DATASET:
= Beginning of Section =
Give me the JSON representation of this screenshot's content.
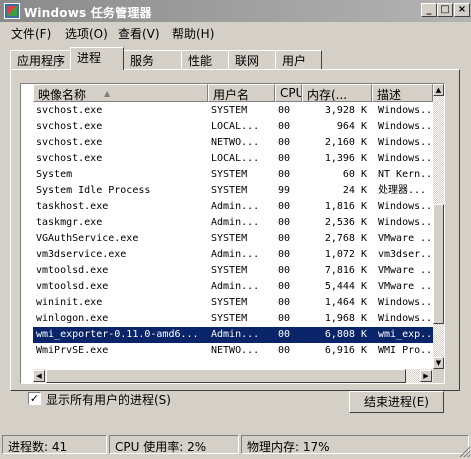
{
  "window": {
    "title": "Windows 任务管理器"
  },
  "menu": [
    "文件(F)",
    "选项(O)",
    "查看(V)",
    "帮助(H)"
  ],
  "tabs": [
    "应用程序",
    "进程",
    "服务",
    "性能",
    "联网",
    "用户"
  ],
  "active_tab": "进程",
  "columns": {
    "name": "映像名称",
    "user": "用户名",
    "cpu": "CPU",
    "mem": "内存(...",
    "desc": "描述"
  },
  "processes": [
    {
      "name": "svchost.exe",
      "user": "SYSTEM",
      "cpu": "00",
      "mem": "3,928 K",
      "desc": "Windows..."
    },
    {
      "name": "svchost.exe",
      "user": "LOCAL...",
      "cpu": "00",
      "mem": "964 K",
      "desc": "Windows..."
    },
    {
      "name": "svchost.exe",
      "user": "NETWO...",
      "cpu": "00",
      "mem": "2,160 K",
      "desc": "Windows..."
    },
    {
      "name": "svchost.exe",
      "user": "LOCAL...",
      "cpu": "00",
      "mem": "1,396 K",
      "desc": "Windows..."
    },
    {
      "name": "System",
      "user": "SYSTEM",
      "cpu": "00",
      "mem": "60 K",
      "desc": "NT Kern..."
    },
    {
      "name": "System Idle Process",
      "user": "SYSTEM",
      "cpu": "99",
      "mem": "24 K",
      "desc": "处理器..."
    },
    {
      "name": "taskhost.exe",
      "user": "Admin...",
      "cpu": "00",
      "mem": "1,816 K",
      "desc": "Windows..."
    },
    {
      "name": "taskmgr.exe",
      "user": "Admin...",
      "cpu": "00",
      "mem": "2,536 K",
      "desc": "Windows..."
    },
    {
      "name": "VGAuthService.exe",
      "user": "SYSTEM",
      "cpu": "00",
      "mem": "2,768 K",
      "desc": "VMware ..."
    },
    {
      "name": "vm3dservice.exe",
      "user": "Admin...",
      "cpu": "00",
      "mem": "1,072 K",
      "desc": "vm3dser..."
    },
    {
      "name": "vmtoolsd.exe",
      "user": "SYSTEM",
      "cpu": "00",
      "mem": "7,816 K",
      "desc": "VMware ..."
    },
    {
      "name": "vmtoolsd.exe",
      "user": "Admin...",
      "cpu": "00",
      "mem": "5,444 K",
      "desc": "VMware ..."
    },
    {
      "name": "wininit.exe",
      "user": "SYSTEM",
      "cpu": "00",
      "mem": "1,464 K",
      "desc": "Windows..."
    },
    {
      "name": "winlogon.exe",
      "user": "SYSTEM",
      "cpu": "00",
      "mem": "1,968 K",
      "desc": "Windows..."
    },
    {
      "name": "wmi_exporter-0.11.0-amd6...",
      "user": "Admin...",
      "cpu": "00",
      "mem": "6,808 K",
      "desc": "wmi_exp..."
    },
    {
      "name": "WmiPrvSE.exe",
      "user": "NETWO...",
      "cpu": "00",
      "mem": "6,916 K",
      "desc": "WMI Pro..."
    }
  ],
  "selected_row": "wmi_exporter-0.11.0-amd6...",
  "show_all_users": {
    "label": "显示所有用户的进程(S)",
    "checked": true
  },
  "end_process_button": "结束进程(E)",
  "status": {
    "process_count": "进程数: 41",
    "cpu_usage": "CPU 使用率: 2%",
    "physical_memory": "物理内存: 17%"
  }
}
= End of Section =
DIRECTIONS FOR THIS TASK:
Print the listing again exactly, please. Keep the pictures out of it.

YOUR SOLUTION:
Give me the JSON representation of this screenshot's content.
{
  "window": {
    "title": "Windows 任务管理器"
  },
  "menu": [
    "文件(F)",
    "选项(O)",
    "查看(V)",
    "帮助(H)"
  ],
  "tabs": [
    "应用程序",
    "进程",
    "服务",
    "性能",
    "联网",
    "用户"
  ],
  "active_tab": "进程",
  "columns": {
    "name": "映像名称",
    "user": "用户名",
    "cpu": "CPU",
    "mem": "内存(...",
    "desc": "描述"
  },
  "processes": [
    {
      "name": "svchost.exe",
      "user": "SYSTEM",
      "cpu": "00",
      "mem": "3,928 K",
      "desc": "Windows..."
    },
    {
      "name": "svchost.exe",
      "user": "LOCAL...",
      "cpu": "00",
      "mem": "964 K",
      "desc": "Windows..."
    },
    {
      "name": "svchost.exe",
      "user": "NETWO...",
      "cpu": "00",
      "mem": "2,160 K",
      "desc": "Windows..."
    },
    {
      "name": "svchost.exe",
      "user": "LOCAL...",
      "cpu": "00",
      "mem": "1,396 K",
      "desc": "Windows..."
    },
    {
      "name": "System",
      "user": "SYSTEM",
      "cpu": "00",
      "mem": "60 K",
      "desc": "NT Kern..."
    },
    {
      "name": "System Idle Process",
      "user": "SYSTEM",
      "cpu": "99",
      "mem": "24 K",
      "desc": "处理器..."
    },
    {
      "name": "taskhost.exe",
      "user": "Admin...",
      "cpu": "00",
      "mem": "1,816 K",
      "desc": "Windows..."
    },
    {
      "name": "taskmgr.exe",
      "user": "Admin...",
      "cpu": "00",
      "mem": "2,536 K",
      "desc": "Windows..."
    },
    {
      "name": "VGAuthService.exe",
      "user": "SYSTEM",
      "cpu": "00",
      "mem": "2,768 K",
      "desc": "VMware ..."
    },
    {
      "name": "vm3dservice.exe",
      "user": "Admin...",
      "cpu": "00",
      "mem": "1,072 K",
      "desc": "vm3dser..."
    },
    {
      "name": "vmtoolsd.exe",
      "user": "SYSTEM",
      "cpu": "00",
      "mem": "7,816 K",
      "desc": "VMware ..."
    },
    {
      "name": "vmtoolsd.exe",
      "user": "Admin...",
      "cpu": "00",
      "mem": "5,444 K",
      "desc": "VMware ..."
    },
    {
      "name": "wininit.exe",
      "user": "SYSTEM",
      "cpu": "00",
      "mem": "1,464 K",
      "desc": "Windows..."
    },
    {
      "name": "winlogon.exe",
      "user": "SYSTEM",
      "cpu": "00",
      "mem": "1,968 K",
      "desc": "Windows..."
    },
    {
      "name": "wmi_exporter-0.11.0-amd6...",
      "user": "Admin...",
      "cpu": "00",
      "mem": "6,808 K",
      "desc": "wmi_exp..."
    },
    {
      "name": "WmiPrvSE.exe",
      "user": "NETWO...",
      "cpu": "00",
      "mem": "6,916 K",
      "desc": "WMI Pro..."
    }
  ],
  "selected_row": "wmi_exporter-0.11.0-amd6...",
  "show_all_users": {
    "label": "显示所有用户的进程(S)",
    "checked": true
  },
  "end_process_button": "结束进程(E)",
  "status": {
    "process_count": "进程数: 41",
    "cpu_usage": "CPU 使用率: 2%",
    "physical_memory": "物理内存: 17%"
  }
}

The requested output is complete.